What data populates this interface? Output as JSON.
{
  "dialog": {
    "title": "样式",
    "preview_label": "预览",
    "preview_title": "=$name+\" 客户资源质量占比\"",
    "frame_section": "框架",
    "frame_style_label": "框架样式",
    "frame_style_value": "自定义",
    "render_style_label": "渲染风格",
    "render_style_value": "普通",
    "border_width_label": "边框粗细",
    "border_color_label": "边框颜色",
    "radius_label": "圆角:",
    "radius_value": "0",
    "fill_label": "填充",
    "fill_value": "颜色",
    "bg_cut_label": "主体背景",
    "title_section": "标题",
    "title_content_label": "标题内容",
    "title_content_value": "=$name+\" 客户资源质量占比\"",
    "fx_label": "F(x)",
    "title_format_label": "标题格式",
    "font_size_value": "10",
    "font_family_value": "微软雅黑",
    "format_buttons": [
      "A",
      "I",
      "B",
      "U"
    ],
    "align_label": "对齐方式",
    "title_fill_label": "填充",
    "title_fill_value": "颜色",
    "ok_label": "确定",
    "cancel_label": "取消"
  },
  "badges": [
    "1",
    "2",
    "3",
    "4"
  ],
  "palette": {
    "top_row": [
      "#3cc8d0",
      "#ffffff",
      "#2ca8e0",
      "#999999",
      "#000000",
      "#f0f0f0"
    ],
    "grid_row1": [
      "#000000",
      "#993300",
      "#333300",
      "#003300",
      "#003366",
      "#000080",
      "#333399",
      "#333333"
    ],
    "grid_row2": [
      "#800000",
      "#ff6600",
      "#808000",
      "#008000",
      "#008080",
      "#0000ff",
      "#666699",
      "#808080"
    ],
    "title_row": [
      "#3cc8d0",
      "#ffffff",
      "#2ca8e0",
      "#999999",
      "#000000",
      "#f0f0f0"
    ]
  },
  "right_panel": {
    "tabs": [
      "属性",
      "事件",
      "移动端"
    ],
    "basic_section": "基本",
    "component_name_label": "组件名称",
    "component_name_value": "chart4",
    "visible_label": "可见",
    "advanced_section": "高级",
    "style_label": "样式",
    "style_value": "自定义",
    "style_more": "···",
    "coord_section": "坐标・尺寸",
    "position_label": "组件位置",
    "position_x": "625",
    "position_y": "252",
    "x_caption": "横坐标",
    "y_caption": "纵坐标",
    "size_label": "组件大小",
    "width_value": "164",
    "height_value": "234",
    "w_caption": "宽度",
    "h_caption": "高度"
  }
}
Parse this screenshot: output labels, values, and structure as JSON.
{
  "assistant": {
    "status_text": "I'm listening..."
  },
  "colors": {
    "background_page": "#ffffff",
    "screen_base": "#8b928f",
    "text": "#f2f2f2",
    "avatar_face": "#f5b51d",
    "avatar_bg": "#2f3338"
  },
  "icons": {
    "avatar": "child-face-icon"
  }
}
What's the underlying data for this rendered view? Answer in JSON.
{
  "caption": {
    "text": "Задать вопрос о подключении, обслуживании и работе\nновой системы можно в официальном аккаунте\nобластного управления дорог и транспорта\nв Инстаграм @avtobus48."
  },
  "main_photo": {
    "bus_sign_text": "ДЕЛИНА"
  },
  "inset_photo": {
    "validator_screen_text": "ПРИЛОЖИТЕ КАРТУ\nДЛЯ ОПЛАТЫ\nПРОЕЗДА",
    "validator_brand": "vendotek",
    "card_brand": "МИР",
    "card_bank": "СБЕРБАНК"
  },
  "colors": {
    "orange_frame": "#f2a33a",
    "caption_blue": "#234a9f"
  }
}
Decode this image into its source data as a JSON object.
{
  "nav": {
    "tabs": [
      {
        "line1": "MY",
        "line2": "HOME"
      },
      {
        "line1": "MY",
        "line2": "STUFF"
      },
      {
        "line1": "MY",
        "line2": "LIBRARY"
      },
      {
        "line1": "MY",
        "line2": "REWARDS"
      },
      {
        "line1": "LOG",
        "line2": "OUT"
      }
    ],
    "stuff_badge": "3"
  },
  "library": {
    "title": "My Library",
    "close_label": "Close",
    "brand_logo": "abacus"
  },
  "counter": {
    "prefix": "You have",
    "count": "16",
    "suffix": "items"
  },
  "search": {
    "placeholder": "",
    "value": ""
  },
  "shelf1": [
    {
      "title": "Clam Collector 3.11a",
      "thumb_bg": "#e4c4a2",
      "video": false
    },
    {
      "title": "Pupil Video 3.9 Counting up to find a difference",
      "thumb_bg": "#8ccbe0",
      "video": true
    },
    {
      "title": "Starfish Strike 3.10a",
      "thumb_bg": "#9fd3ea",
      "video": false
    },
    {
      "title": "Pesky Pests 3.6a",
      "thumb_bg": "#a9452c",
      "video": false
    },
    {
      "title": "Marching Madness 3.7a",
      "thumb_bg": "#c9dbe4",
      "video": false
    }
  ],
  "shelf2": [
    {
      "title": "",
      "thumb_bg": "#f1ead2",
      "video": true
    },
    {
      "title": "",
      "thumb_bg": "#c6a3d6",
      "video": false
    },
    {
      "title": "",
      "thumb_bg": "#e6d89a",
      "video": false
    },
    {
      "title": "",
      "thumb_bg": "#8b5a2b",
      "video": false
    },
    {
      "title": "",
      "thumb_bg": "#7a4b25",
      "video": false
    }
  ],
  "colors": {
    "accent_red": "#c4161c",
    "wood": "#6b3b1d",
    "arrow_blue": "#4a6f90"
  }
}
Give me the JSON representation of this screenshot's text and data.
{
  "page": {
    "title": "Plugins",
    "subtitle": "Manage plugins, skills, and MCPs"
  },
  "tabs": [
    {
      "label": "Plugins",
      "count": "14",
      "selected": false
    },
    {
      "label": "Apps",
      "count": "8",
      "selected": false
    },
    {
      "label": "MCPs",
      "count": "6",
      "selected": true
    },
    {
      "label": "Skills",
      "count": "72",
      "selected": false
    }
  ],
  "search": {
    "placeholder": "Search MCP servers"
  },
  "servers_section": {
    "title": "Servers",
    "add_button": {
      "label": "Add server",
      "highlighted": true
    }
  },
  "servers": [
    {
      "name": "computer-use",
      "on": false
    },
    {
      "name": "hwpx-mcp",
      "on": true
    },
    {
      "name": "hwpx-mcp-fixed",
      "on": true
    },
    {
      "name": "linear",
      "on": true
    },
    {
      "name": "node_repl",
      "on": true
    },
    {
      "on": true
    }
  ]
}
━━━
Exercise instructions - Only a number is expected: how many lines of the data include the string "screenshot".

Exercise response - 2